Items from a data source
▬▬▬▬▬▬▬▬▬▬

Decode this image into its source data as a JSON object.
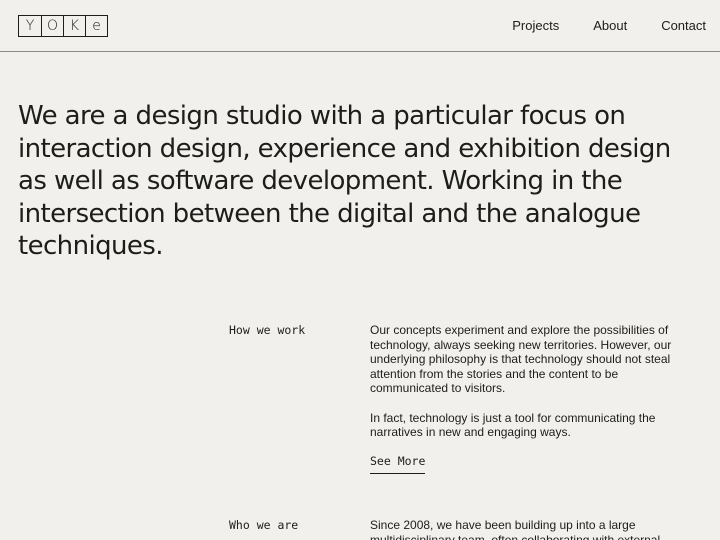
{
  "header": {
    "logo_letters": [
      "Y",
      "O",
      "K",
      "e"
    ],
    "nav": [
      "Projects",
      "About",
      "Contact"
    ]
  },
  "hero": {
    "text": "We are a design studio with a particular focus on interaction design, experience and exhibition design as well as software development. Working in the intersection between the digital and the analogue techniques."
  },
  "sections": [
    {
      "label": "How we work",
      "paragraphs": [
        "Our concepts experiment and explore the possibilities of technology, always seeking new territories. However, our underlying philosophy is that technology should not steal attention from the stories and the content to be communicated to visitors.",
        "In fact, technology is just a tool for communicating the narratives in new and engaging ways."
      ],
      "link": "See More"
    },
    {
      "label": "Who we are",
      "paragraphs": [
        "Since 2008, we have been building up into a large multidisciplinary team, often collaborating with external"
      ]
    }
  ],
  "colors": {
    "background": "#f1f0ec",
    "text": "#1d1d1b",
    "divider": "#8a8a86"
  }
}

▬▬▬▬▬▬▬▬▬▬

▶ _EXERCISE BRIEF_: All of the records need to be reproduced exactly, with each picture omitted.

▶ _SOLUTION BELOW_:
Decode this image into its source data as a JSON object.
{
  "header": {
    "logo_letters": [
      "Y",
      "O",
      "K",
      "e"
    ],
    "nav": [
      "Projects",
      "About",
      "Contact"
    ]
  },
  "hero": {
    "text": "We are a design studio with a particular focus on interaction design, experience and exhibition design as well as software development. Working in the intersection between the digital and the analogue techniques."
  },
  "sections": [
    {
      "label": "How we work",
      "paragraphs": [
        "Our concepts experiment and explore the possibilities of technology, always seeking new territories. However, our underlying philosophy is that technology should not steal attention from the stories and the content to be communicated to visitors.",
        "In fact, technology is just a tool for communicating the narratives in new and engaging ways."
      ],
      "link": "See More"
    },
    {
      "label": "Who we are",
      "paragraphs": [
        "Since 2008, we have been building up into a large multidisciplinary team, often collaborating with external"
      ]
    }
  ],
  "colors": {
    "background": "#f1f0ec",
    "text": "#1d1d1b",
    "divider": "#8a8a86"
  }
}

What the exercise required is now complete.